Heart of the Blue Ridge

Lard Bucket Flour

By Sylvia Sampson © 1992

Issue: July-August-September, 1992

A trip home for the holidays brought back so many memories of all the times our large family gathered around make-shift tables. For hours we would talk, eat, and just spend time with each other. I looked over the new additions to our family, and remembered the ones no longer with us. Times have changed but I always expected my family to remain the same. My visit home proved me wrong.

As Momma's six daughters and three daughters-in-law crowded into her small kitchen, we couldn't talk to each other over the roar of the many electric appliances at work on our dinner. I took all of this for granted, for my own kitchen has the same essential appliances. Not until Momma measured out the flour for rolls into a shiny new mixer did I realize the old times were gone for good.

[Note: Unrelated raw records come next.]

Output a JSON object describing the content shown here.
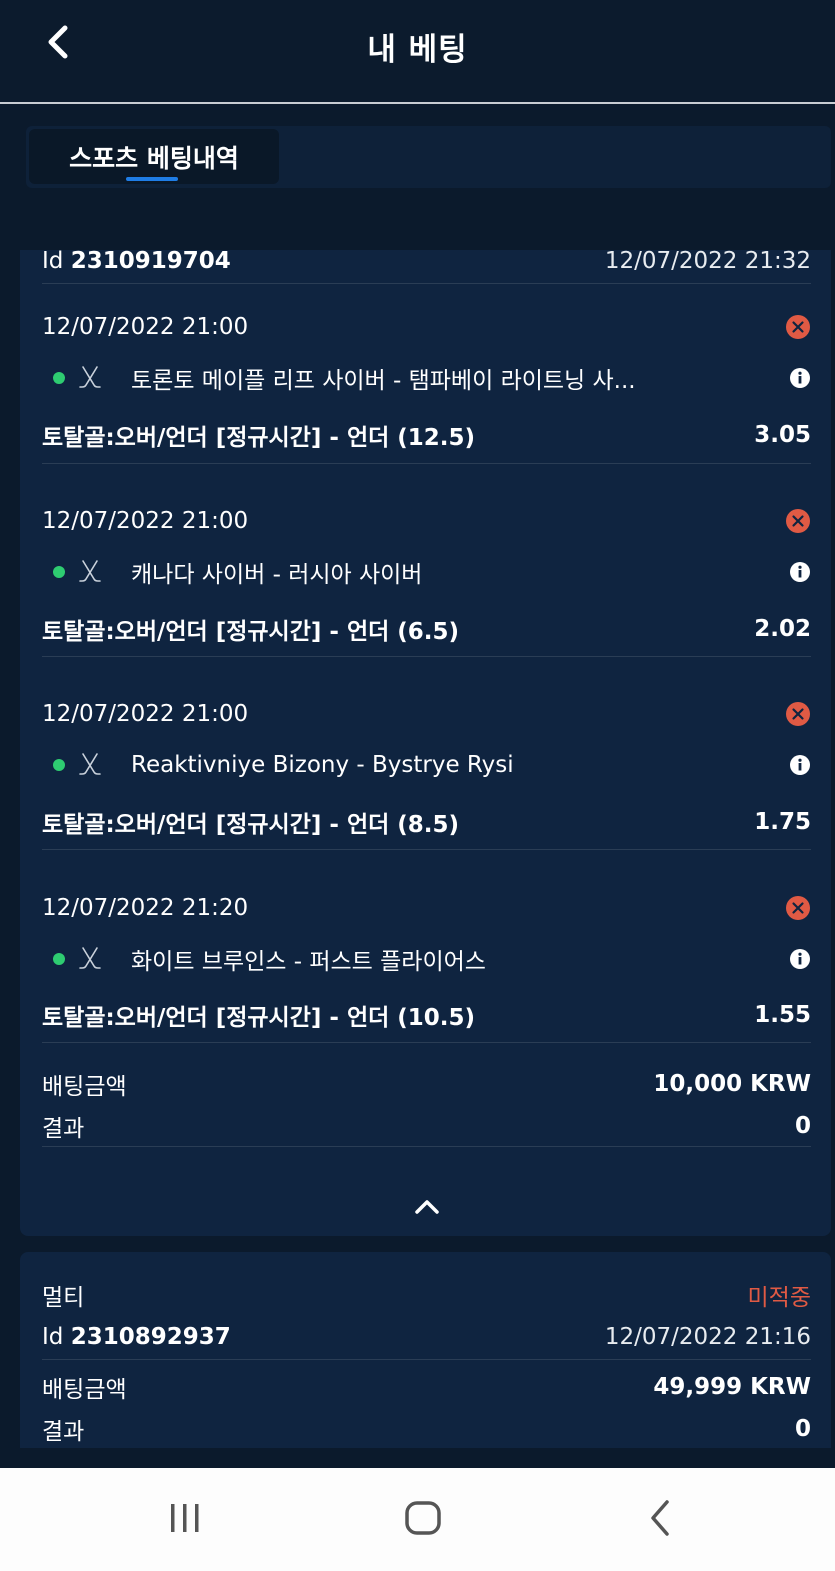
{
  "header": {
    "title": "내 베팅"
  },
  "tabs": [
    {
      "label": "스포츠 베팅내역"
    }
  ],
  "bet1": {
    "id_prefix": "Id",
    "id": "2310919704",
    "placed_at": "12/07/2022 21:32",
    "selections": [
      {
        "time": "12/07/2022 21:00",
        "match": "토론토 메이플 리프 사이버 - 탬파베이 라이트닝 사...",
        "market": "토탈골:오버/언더 [정규시간] - 언더 (12.5)",
        "odds": "3.05"
      },
      {
        "time": "12/07/2022 21:00",
        "match": "캐나다 사이버 - 러시아 사이버",
        "market": "토탈골:오버/언더 [정규시간] - 언더 (6.5)",
        "odds": "2.02"
      },
      {
        "time": "12/07/2022 21:00",
        "match": "Reaktivniye Bizony - Bystrye Rysi",
        "market": "토탈골:오버/언더 [정규시간] - 언더 (8.5)",
        "odds": "1.75"
      },
      {
        "time": "12/07/2022 21:20",
        "match": "화이트 브루인스 - 퍼스트 플라이어스",
        "market": "토탈골:오버/언더 [정규시간] - 언더 (10.5)",
        "odds": "1.55"
      }
    ],
    "stake_label": "배팅금액",
    "stake": "10,000 KRW",
    "result_label": "결과",
    "result": "0"
  },
  "bet2": {
    "type": "멀티",
    "status": "미적중",
    "id_prefix": "Id",
    "id": "2310892937",
    "placed_at": "12/07/2022 21:16",
    "stake_label": "배팅금액",
    "stake": "49,999 KRW",
    "result_label": "결과",
    "result": "0"
  },
  "colors": {
    "background": "#0b1a2c",
    "card": "#0f2440",
    "accent": "#1f7de6",
    "lost": "#e05a44",
    "live_dot": "#2ecc71"
  },
  "icons": {
    "back": "chevron-left-icon",
    "sport": "hockey-sticks-icon",
    "info": "info-icon",
    "lost": "x-circle-icon",
    "collapse": "chevron-up-icon"
  }
}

My mind rolled back through the years to the small bedroom I shared with a younger sister. It was close to the kitchen, so Momma kept her flour stored there in a huge bucket once used for lard. On cold wintry mornings Momma would dip down into the bucket, and soon we would have hot buttered biscuits. Flour sifted from that lard bucket would be added to bacon grease to make gravy to go along with the thin strips of fat back that had been fried until crisp. This was our breakfast each morning before school.

For Sunday dinner Momma would let me fill a large bowl with flour; then I would watch as she added yeast, sugar, salt, and lard. She worked it by hand till it felt just right, then she would cover it with a hot, wet dish towel to help it rise. Those fresh hot rolls on Sunday were better than anything I've been able to make. When times were good, we would have chicken fried golden brown or my Dad's favorite meatloaf.

Momma would let each of us fill her big mixing bowl with flour on our birthdays. We would anxiously wait while all the ingredients were added for our favorite cake: then we would get to scrape the bowl. My favorite flavor was lemon, and I can remember the yellow mix clinging to the sides of the bowl. The tangy sweet taste of lemon scraped from the bowl was better than eating it later.

So many memories include that lard bucket. It wasn't anything special, just an old silver can scrubbed do many times over the years that most of the red lettering was gone. Only the word LARD remained to remind us of its original use. When the family gathered around the table it was used many times as a chair for the smallest child. It was the place I dropped my books each afternoon, and often substituted for a ladder when I needed something from the top of my closet.

I remember one afternoon pulling the lard can to the closet. I didn't know Momma had opened the can and was using the sifter. The lid wasn't pressed down tightly until the sifter was returned to the can, so the lid didn't hold my weight when I stepped on it. Both feet went down into the can half filled with flour. Momma found me trying to free myself, and I knew she would really punished me for standing in her flour bucket, but she only laughed and said, "I knew you were going to do that someday." My punishment was cleaning out the can and putting in fresh flour.

Our meal today was as special as all those before it. I hope we made some memories for the children running among us in the kitchen, but none could be as special as Momma's old lard bucket filled with flour.